WORK TASK: Nothing is to be left out; print all the entries exactly.

↓↓↓

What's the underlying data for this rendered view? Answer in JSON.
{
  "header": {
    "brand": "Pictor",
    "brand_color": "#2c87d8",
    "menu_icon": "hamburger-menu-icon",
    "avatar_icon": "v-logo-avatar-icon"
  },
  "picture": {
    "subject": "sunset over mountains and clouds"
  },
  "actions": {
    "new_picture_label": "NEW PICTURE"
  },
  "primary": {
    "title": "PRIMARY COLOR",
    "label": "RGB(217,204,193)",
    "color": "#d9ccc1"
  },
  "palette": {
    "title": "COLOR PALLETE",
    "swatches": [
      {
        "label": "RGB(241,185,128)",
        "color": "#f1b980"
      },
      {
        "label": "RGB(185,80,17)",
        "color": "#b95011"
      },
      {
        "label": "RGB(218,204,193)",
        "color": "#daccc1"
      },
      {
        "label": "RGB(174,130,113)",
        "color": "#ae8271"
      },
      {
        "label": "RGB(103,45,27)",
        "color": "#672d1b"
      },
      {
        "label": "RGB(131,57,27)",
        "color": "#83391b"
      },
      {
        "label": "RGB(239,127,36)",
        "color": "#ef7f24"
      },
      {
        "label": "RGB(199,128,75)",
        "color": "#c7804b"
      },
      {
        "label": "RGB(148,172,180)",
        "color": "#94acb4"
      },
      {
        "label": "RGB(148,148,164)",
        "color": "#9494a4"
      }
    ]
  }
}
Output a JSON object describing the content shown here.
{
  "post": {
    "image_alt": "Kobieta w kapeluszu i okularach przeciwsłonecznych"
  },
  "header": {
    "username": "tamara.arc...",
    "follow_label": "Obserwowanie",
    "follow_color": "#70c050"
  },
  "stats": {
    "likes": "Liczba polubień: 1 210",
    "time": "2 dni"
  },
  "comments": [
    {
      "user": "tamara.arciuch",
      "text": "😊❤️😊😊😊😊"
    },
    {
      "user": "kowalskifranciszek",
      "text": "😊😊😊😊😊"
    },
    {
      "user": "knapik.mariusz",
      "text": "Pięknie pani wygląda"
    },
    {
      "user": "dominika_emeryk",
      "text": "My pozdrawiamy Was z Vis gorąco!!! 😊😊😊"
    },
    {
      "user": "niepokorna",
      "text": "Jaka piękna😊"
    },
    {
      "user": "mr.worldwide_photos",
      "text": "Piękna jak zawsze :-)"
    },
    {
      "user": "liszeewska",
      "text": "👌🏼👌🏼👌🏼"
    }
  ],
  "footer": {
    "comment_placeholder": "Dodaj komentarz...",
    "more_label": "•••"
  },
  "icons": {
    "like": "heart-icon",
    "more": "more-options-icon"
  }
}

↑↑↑

WRITTEN SOLUTION:
What's the underlying data for this rendered view? Answer in JSON.
{
  "header": {
    "brand": "Pictor",
    "brand_color": "#2c87d8",
    "menu_icon": "hamburger-menu-icon",
    "avatar_icon": "v-logo-avatar-icon"
  },
  "picture": {
    "subject": "sunset over mountains and clouds"
  },
  "actions": {
    "new_picture_label": "NEW PICTURE"
  },
  "primary": {
    "title": "PRIMARY COLOR",
    "label": "RGB(217,204,193)",
    "color": "#d9ccc1"
  },
  "palette": {
    "title": "COLOR PALLETE",
    "swatches": [
      {
        "label": "RGB(241,185,128)",
        "color": "#f1b980"
      },
      {
        "label": "RGB(185,80,17)",
        "color": "#b95011"
      },
      {
        "label": "RGB(218,204,193)",
        "color": "#daccc1"
      },
      {
        "label": "RGB(174,130,113)",
        "color": "#ae8271"
      },
      {
        "label": "RGB(103,45,27)",
        "color": "#672d1b"
      },
      {
        "label": "RGB(131,57,27)",
        "color": "#83391b"
      },
      {
        "label": "RGB(239,127,36)",
        "color": "#ef7f24"
      },
      {
        "label": "RGB(199,128,75)",
        "color": "#c7804b"
      },
      {
        "label": "RGB(148,172,180)",
        "color": "#94acb4"
      },
      {
        "label": "RGB(148,148,164)",
        "color": "#9494a4"
      }
    ]
  }
}
Output a JSON object describing the content shown here.
{
  "post": {
    "image_alt": "Kobieta w kapeluszu i okularach przeciwsłonecznych"
  },
  "header": {
    "username": "tamara.arc...",
    "follow_label": "Obserwowanie",
    "follow_color": "#70c050"
  },
  "stats": {
    "likes": "Liczba polubień: 1 210",
    "time": "2 dni"
  },
  "comments": [
    {
      "user": "tamara.arciuch",
      "text": "😊❤️😊😊😊😊"
    },
    {
      "user": "kowalskifranciszek",
      "text": "😊😊😊😊😊"
    },
    {
      "user": "knapik.mariusz",
      "text": "Pięknie pani wygląda"
    },
    {
      "user": "dominika_emeryk",
      "text": "My pozdrawiamy Was z Vis gorąco!!! 😊😊😊"
    },
    {
      "user": "niepokorna",
      "text": "Jaka piękna😊"
    },
    {
      "user": "mr.worldwide_photos",
      "text": "Piękna jak zawsze :-)"
    },
    {
      "user": "liszeewska",
      "text": "👌🏼👌🏼👌🏼"
    }
  ],
  "footer": {
    "comment_placeholder": "Dodaj komentarz...",
    "more_label": "•••"
  },
  "icons": {
    "like": "heart-icon",
    "more": "more-options-icon"
  }
}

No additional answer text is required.